| DATA TO PROCESS |
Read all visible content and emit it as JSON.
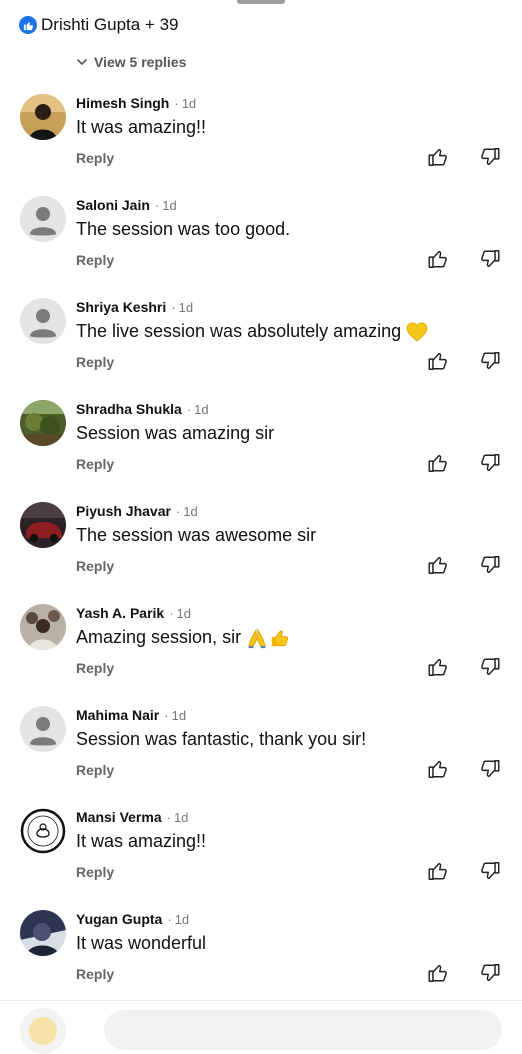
{
  "header": {
    "reactions_text": "Drishti Gupta + 39",
    "view_replies": "View 5 replies"
  },
  "comments": [
    {
      "author": "Himesh Singh",
      "time": "1d",
      "text": "It was amazing!!",
      "reply": "Reply"
    },
    {
      "author": "Saloni Jain",
      "time": "1d",
      "text": "The session was too good.",
      "reply": "Reply"
    },
    {
      "author": "Shriya Keshri",
      "time": "1d",
      "text": "The live session was absolutely amazing",
      "reply": "Reply"
    },
    {
      "author": "Shradha Shukla",
      "time": "1d",
      "text": "Session was amazing sir",
      "reply": "Reply"
    },
    {
      "author": "Piyush Jhavar",
      "time": "1d",
      "text": "The session was awesome sir",
      "reply": "Reply"
    },
    {
      "author": "Yash A. Parik",
      "time": "1d",
      "text": "Amazing session, sir",
      "reply": "Reply"
    },
    {
      "author": "Mahima Nair",
      "time": "1d",
      "text": "Session was fantastic, thank you sir!",
      "reply": "Reply"
    },
    {
      "author": "Mansi Verma",
      "time": "1d",
      "text": "It was amazing!!",
      "reply": "Reply"
    },
    {
      "author": "Yugan Gupta",
      "time": "1d",
      "text": "It was wonderful",
      "reply": "Reply"
    }
  ],
  "separator": "·",
  "icons": {
    "reaction": "like-badge-icon",
    "expand": "chevron-down-icon",
    "like": "thumbs-up-icon",
    "dislike": "thumbs-down-icon",
    "default_avatar": "person-silhouette-icon"
  },
  "colors": {
    "like_badge": "#1a73e8",
    "text": "#111111",
    "muted": "#777777",
    "emoji_heart": "#f5c518"
  }
}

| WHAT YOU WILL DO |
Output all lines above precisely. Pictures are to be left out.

| WRITTEN SOLUTION |
Read all visible content and emit it as JSON.
{
  "header": {
    "reactions_text": "Drishti Gupta + 39",
    "view_replies": "View 5 replies"
  },
  "comments": [
    {
      "author": "Himesh Singh",
      "time": "1d",
      "text": "It was amazing!!",
      "reply": "Reply"
    },
    {
      "author": "Saloni Jain",
      "time": "1d",
      "text": "The session was too good.",
      "reply": "Reply"
    },
    {
      "author": "Shriya Keshri",
      "time": "1d",
      "text": "The live session was absolutely amazing",
      "reply": "Reply"
    },
    {
      "author": "Shradha Shukla",
      "time": "1d",
      "text": "Session was amazing sir",
      "reply": "Reply"
    },
    {
      "author": "Piyush Jhavar",
      "time": "1d",
      "text": "The session was awesome sir",
      "reply": "Reply"
    },
    {
      "author": "Yash A. Parik",
      "time": "1d",
      "text": "Amazing session, sir",
      "reply": "Reply"
    },
    {
      "author": "Mahima Nair",
      "time": "1d",
      "text": "Session was fantastic, thank you sir!",
      "reply": "Reply"
    },
    {
      "author": "Mansi Verma",
      "time": "1d",
      "text": "It was amazing!!",
      "reply": "Reply"
    },
    {
      "author": "Yugan Gupta",
      "time": "1d",
      "text": "It was wonderful",
      "reply": "Reply"
    }
  ],
  "separator": "·",
  "icons": {
    "reaction": "like-badge-icon",
    "expand": "chevron-down-icon",
    "like": "thumbs-up-icon",
    "dislike": "thumbs-down-icon",
    "default_avatar": "person-silhouette-icon"
  },
  "colors": {
    "like_badge": "#1a73e8",
    "text": "#111111",
    "muted": "#777777",
    "emoji_heart": "#f5c518"
  }
}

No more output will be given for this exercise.